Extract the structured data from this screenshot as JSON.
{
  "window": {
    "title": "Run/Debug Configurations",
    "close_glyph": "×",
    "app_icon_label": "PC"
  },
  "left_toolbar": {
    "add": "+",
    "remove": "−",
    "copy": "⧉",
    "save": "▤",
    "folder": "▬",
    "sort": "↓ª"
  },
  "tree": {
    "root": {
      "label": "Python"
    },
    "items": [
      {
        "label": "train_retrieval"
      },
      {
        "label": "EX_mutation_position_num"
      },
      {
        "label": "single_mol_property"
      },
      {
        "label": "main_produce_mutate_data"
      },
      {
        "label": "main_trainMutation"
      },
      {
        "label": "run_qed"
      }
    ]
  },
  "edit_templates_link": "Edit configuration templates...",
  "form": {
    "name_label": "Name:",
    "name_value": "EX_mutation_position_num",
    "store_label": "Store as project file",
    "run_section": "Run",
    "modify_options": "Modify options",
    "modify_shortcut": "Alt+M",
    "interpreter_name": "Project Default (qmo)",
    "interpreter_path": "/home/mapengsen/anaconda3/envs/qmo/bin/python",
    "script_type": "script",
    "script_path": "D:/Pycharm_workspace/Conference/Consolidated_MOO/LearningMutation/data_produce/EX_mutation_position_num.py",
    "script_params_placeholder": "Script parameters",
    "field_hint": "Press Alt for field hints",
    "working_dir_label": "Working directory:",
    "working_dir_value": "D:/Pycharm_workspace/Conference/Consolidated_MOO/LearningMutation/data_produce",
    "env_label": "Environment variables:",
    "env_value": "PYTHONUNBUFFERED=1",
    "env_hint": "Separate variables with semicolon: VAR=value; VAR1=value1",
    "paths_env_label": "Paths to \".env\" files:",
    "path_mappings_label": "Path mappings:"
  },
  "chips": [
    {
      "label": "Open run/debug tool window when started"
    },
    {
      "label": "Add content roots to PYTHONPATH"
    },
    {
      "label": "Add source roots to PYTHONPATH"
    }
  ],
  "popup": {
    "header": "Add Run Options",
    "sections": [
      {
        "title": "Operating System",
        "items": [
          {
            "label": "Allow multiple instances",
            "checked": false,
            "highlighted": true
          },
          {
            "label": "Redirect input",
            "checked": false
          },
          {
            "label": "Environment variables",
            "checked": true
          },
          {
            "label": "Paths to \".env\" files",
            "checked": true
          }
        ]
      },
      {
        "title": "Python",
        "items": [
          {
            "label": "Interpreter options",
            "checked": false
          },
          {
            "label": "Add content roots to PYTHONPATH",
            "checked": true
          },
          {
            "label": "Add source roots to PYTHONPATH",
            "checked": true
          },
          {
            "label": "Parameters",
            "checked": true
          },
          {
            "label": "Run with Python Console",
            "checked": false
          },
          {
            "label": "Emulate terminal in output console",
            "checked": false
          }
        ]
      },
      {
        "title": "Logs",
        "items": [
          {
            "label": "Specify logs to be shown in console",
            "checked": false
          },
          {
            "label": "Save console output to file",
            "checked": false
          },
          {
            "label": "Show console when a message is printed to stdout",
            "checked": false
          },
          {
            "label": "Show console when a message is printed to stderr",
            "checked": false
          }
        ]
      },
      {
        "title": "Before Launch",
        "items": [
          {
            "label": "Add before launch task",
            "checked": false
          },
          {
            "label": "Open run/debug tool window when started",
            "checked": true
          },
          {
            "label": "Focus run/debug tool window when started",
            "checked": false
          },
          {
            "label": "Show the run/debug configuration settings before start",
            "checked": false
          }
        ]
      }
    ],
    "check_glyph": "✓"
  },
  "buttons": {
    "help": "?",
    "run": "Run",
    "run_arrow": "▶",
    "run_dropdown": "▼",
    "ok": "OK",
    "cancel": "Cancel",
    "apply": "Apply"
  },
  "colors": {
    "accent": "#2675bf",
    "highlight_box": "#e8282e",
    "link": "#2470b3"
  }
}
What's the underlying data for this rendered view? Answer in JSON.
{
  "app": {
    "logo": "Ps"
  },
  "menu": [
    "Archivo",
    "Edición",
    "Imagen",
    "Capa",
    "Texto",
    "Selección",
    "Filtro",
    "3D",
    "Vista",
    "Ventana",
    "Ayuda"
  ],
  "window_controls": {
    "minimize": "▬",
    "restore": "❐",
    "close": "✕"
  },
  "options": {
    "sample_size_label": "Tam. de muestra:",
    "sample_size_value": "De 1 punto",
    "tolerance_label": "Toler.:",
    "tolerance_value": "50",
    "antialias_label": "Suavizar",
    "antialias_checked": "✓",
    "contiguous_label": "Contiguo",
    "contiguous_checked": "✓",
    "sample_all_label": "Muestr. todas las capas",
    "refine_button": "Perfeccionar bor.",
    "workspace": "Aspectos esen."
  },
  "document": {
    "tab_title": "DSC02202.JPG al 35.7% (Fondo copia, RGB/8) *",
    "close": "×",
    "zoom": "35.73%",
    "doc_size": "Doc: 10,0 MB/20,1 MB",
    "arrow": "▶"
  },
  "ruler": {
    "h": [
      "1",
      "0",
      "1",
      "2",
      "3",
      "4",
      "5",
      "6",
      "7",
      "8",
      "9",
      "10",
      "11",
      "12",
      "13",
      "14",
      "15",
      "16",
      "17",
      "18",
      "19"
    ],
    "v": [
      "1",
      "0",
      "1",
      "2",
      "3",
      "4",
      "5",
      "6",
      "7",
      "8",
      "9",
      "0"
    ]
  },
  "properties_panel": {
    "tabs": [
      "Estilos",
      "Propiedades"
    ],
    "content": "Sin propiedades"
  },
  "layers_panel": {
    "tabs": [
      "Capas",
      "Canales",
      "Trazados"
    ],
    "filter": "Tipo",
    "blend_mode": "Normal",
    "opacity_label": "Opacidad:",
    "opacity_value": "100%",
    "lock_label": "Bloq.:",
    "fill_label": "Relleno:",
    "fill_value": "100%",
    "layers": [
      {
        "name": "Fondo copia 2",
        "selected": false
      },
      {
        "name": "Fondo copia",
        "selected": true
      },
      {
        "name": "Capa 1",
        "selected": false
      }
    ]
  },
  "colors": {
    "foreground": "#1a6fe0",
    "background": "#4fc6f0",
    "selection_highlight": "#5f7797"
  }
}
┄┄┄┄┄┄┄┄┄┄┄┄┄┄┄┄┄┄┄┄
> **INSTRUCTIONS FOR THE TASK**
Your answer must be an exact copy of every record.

> **SOLUTION FOR THIS TASK**
Extract the structured data from this screenshot as JSON.
{
  "window": {
    "title": "Run/Debug Configurations",
    "close_glyph": "×",
    "app_icon_label": "PC"
  },
  "left_toolbar": {
    "add": "+",
    "remove": "−",
    "copy": "⧉",
    "save": "▤",
    "folder": "▬",
    "sort": "↓ª"
  },
  "tree": {
    "root": {
      "label": "Python"
    },
    "items": [
      {
        "label": "train_retrieval"
      },
      {
        "label": "EX_mutation_position_num"
      },
      {
        "label": "single_mol_property"
      },
      {
        "label": "main_produce_mutate_data"
      },
      {
        "label": "main_trainMutation"
      },
      {
        "label": "run_qed"
      }
    ]
  },
  "edit_templates_link": "Edit configuration templates...",
  "form": {
    "name_label": "Name:",
    "name_value": "EX_mutation_position_num",
    "store_label": "Store as project file",
    "run_section": "Run",
    "modify_options": "Modify options",
    "modify_shortcut": "Alt+M",
    "interpreter_name": "Project Default (qmo)",
    "interpreter_path": "/home/mapengsen/anaconda3/envs/qmo/bin/python",
    "script_type": "script",
    "script_path": "D:/Pycharm_workspace/Conference/Consolidated_MOO/LearningMutation/data_produce/EX_mutation_position_num.py",
    "script_params_placeholder": "Script parameters",
    "field_hint": "Press Alt for field hints",
    "working_dir_label": "Working directory:",
    "working_dir_value": "D:/Pycharm_workspace/Conference/Consolidated_MOO/LearningMutation/data_produce",
    "env_label": "Environment variables:",
    "env_value": "PYTHONUNBUFFERED=1",
    "env_hint": "Separate variables with semicolon: VAR=value; VAR1=value1",
    "paths_env_label": "Paths to \".env\" files:",
    "path_mappings_label": "Path mappings:"
  },
  "chips": [
    {
      "label": "Open run/debug tool window when started"
    },
    {
      "label": "Add content roots to PYTHONPATH"
    },
    {
      "label": "Add source roots to PYTHONPATH"
    }
  ],
  "popup": {
    "header": "Add Run Options",
    "sections": [
      {
        "title": "Operating System",
        "items": [
          {
            "label": "Allow multiple instances",
            "checked": false,
            "highlighted": true
          },
          {
            "label": "Redirect input",
            "checked": false
          },
          {
            "label": "Environment variables",
            "checked": true
          },
          {
            "label": "Paths to \".env\" files",
            "checked": true
          }
        ]
      },
      {
        "title": "Python",
        "items": [
          {
            "label": "Interpreter options",
            "checked": false
          },
          {
            "label": "Add content roots to PYTHONPATH",
            "checked": true
          },
          {
            "label": "Add source roots to PYTHONPATH",
            "checked": true
          },
          {
            "label": "Parameters",
            "checked": true
          },
          {
            "label": "Run with Python Console",
            "checked": false
          },
          {
            "label": "Emulate terminal in output console",
            "checked": false
          }
        ]
      },
      {
        "title": "Logs",
        "items": [
          {
            "label": "Specify logs to be shown in console",
            "checked": false
          },
          {
            "label": "Save console output to file",
            "checked": false
          },
          {
            "label": "Show console when a message is printed to stdout",
            "checked": false
          },
          {
            "label": "Show console when a message is printed to stderr",
            "checked": false
          }
        ]
      },
      {
        "title": "Before Launch",
        "items": [
          {
            "label": "Add before launch task",
            "checked": false
          },
          {
            "label": "Open run/debug tool window when started",
            "checked": true
          },
          {
            "label": "Focus run/debug tool window when started",
            "checked": false
          },
          {
            "label": "Show the run/debug configuration settings before start",
            "checked": false
          }
        ]
      }
    ],
    "check_glyph": "✓"
  },
  "buttons": {
    "help": "?",
    "run": "Run",
    "run_arrow": "▶",
    "run_dropdown": "▼",
    "ok": "OK",
    "cancel": "Cancel",
    "apply": "Apply"
  },
  "colors": {
    "accent": "#2675bf",
    "highlight_box": "#e8282e",
    "link": "#2470b3"
  }
}
What's the underlying data for this rendered view? Answer in JSON.
{
  "app": {
    "logo": "Ps"
  },
  "menu": [
    "Archivo",
    "Edición",
    "Imagen",
    "Capa",
    "Texto",
    "Selección",
    "Filtro",
    "3D",
    "Vista",
    "Ventana",
    "Ayuda"
  ],
  "window_controls": {
    "minimize": "▬",
    "restore": "❐",
    "close": "✕"
  },
  "options": {
    "sample_size_label": "Tam. de muestra:",
    "sample_size_value": "De 1 punto",
    "tolerance_label": "Toler.:",
    "tolerance_value": "50",
    "antialias_label": "Suavizar",
    "antialias_checked": "✓",
    "contiguous_label": "Contiguo",
    "contiguous_checked": "✓",
    "sample_all_label": "Muestr. todas las capas",
    "refine_button": "Perfeccionar bor.",
    "workspace": "Aspectos esen."
  },
  "document": {
    "tab_title": "DSC02202.JPG al 35.7% (Fondo copia, RGB/8) *",
    "close": "×",
    "zoom": "35.73%",
    "doc_size": "Doc: 10,0 MB/20,1 MB",
    "arrow": "▶"
  },
  "ruler": {
    "h": [
      "1",
      "0",
      "1",
      "2",
      "3",
      "4",
      "5",
      "6",
      "7",
      "8",
      "9",
      "10",
      "11",
      "12",
      "13",
      "14",
      "15",
      "16",
      "17",
      "18",
      "19"
    ],
    "v": [
      "1",
      "0",
      "1",
      "2",
      "3",
      "4",
      "5",
      "6",
      "7",
      "8",
      "9",
      "0"
    ]
  },
  "properties_panel": {
    "tabs": [
      "Estilos",
      "Propiedades"
    ],
    "content": "Sin propiedades"
  },
  "layers_panel": {
    "tabs": [
      "Capas",
      "Canales",
      "Trazados"
    ],
    "filter": "Tipo",
    "blend_mode": "Normal",
    "opacity_label": "Opacidad:",
    "opacity_value": "100%",
    "lock_label": "Bloq.:",
    "fill_label": "Relleno:",
    "fill_value": "100%",
    "layers": [
      {
        "name": "Fondo copia 2",
        "selected": false
      },
      {
        "name": "Fondo copia",
        "selected": true
      },
      {
        "name": "Capa 1",
        "selected": false
      }
    ]
  },
  "colors": {
    "foreground": "#1a6fe0",
    "background": "#4fc6f0",
    "selection_highlight": "#5f7797"
  }
}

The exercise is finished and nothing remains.